THE PROBLEM ▸ Look through the entries that follow and return each line that has the string "gitignore".

---------- INFORMATION PROVIDED

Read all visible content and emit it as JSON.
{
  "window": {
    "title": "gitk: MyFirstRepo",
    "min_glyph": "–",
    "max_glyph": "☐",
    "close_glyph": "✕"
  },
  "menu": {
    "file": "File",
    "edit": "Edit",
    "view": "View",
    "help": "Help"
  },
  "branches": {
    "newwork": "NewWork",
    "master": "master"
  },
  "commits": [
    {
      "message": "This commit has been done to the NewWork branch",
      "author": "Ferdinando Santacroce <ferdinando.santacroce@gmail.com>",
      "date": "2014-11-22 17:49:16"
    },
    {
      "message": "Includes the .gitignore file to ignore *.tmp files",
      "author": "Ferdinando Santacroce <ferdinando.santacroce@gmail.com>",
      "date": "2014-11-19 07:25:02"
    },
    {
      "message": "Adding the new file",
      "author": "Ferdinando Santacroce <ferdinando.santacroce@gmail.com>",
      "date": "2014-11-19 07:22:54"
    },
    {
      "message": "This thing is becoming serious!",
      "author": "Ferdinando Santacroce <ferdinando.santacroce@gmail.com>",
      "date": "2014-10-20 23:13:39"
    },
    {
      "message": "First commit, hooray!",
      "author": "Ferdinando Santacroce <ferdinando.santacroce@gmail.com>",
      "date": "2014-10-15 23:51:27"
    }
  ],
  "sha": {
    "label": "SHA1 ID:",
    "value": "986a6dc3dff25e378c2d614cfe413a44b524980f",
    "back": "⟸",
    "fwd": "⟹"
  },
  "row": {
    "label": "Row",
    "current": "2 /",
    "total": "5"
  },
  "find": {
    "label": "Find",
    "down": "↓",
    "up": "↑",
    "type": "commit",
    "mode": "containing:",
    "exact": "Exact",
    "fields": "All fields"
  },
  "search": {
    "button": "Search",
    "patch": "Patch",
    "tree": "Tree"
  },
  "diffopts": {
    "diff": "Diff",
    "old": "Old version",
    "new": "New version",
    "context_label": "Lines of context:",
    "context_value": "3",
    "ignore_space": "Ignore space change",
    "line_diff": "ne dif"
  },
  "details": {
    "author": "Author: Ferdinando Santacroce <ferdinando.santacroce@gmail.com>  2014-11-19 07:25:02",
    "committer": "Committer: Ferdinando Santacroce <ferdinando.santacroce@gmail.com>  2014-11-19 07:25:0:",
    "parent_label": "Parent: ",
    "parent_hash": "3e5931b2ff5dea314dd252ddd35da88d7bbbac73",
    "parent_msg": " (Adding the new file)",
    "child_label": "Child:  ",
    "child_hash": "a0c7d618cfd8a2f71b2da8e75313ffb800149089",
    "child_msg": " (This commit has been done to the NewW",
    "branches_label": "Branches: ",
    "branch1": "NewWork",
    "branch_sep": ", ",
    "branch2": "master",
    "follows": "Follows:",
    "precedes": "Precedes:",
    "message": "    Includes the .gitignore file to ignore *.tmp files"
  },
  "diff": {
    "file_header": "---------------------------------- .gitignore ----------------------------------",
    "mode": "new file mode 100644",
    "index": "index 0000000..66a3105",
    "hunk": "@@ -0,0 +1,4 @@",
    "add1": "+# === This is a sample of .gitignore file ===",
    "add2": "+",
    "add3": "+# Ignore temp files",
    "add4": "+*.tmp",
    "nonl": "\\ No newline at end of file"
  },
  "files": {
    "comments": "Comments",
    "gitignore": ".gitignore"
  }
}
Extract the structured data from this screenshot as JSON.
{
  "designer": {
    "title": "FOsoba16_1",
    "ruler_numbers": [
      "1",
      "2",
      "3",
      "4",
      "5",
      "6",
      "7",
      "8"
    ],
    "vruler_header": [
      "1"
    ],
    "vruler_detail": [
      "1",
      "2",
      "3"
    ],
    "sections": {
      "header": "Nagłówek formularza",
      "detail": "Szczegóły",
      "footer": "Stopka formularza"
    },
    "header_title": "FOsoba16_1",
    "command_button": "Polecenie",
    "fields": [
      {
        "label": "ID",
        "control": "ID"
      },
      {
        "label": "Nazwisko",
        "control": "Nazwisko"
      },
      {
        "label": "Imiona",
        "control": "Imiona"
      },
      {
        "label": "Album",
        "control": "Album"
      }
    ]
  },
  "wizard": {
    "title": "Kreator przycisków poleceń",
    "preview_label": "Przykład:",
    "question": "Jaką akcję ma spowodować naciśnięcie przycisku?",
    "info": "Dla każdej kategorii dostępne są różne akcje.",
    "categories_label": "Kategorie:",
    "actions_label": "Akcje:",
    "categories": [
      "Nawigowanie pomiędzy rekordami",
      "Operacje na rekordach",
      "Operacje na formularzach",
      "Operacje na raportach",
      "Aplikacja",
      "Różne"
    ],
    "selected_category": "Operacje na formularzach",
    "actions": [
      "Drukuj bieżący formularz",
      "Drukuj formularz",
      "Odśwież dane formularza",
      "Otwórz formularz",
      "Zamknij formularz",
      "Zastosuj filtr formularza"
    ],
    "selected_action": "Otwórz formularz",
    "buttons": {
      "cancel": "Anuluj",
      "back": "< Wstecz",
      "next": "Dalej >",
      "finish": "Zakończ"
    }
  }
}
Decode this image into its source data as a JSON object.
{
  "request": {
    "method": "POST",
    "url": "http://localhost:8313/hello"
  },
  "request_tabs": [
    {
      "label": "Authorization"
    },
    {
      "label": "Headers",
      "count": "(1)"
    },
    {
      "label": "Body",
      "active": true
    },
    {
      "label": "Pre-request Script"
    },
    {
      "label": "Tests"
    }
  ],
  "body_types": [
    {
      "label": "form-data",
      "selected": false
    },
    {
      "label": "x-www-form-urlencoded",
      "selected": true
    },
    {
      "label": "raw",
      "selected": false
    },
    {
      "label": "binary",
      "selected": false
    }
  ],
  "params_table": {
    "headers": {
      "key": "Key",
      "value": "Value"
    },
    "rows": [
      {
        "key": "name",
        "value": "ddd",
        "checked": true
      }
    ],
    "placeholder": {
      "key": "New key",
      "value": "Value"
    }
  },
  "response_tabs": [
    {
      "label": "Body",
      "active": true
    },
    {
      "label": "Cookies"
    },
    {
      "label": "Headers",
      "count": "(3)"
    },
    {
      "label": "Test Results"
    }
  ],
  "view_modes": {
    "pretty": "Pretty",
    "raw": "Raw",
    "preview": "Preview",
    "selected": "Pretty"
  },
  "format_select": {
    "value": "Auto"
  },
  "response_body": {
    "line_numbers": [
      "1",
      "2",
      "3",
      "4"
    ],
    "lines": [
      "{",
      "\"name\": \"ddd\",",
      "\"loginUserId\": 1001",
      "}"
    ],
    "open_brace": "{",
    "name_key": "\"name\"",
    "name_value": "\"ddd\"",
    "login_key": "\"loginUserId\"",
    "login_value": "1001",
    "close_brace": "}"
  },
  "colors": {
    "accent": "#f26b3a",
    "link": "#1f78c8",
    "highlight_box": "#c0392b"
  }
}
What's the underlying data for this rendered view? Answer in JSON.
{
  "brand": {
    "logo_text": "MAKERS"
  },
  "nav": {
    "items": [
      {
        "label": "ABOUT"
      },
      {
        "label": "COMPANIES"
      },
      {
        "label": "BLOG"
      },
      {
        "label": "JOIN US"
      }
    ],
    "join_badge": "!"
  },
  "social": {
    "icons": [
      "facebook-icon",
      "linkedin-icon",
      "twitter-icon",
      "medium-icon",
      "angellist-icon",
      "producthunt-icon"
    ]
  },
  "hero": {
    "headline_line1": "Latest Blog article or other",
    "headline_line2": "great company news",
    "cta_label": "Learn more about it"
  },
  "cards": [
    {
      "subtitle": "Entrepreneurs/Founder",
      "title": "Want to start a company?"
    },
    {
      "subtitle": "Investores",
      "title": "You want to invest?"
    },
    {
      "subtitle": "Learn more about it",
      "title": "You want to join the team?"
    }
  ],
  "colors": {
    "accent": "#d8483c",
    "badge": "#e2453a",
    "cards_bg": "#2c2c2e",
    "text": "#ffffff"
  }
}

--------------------

EXERCISE SOLUTION ▸
      "message": "Includes the .gitignore file to ignore *.tmp files",
    "message": "    Includes the .gitignore file to ignore *.tmp files"
    "file_header": "---------------------------------- .gitignore ----------------------------------",
    "add1": "+# === This is a sample of .gitignore file ===",
    "gitignore": ".gitignore"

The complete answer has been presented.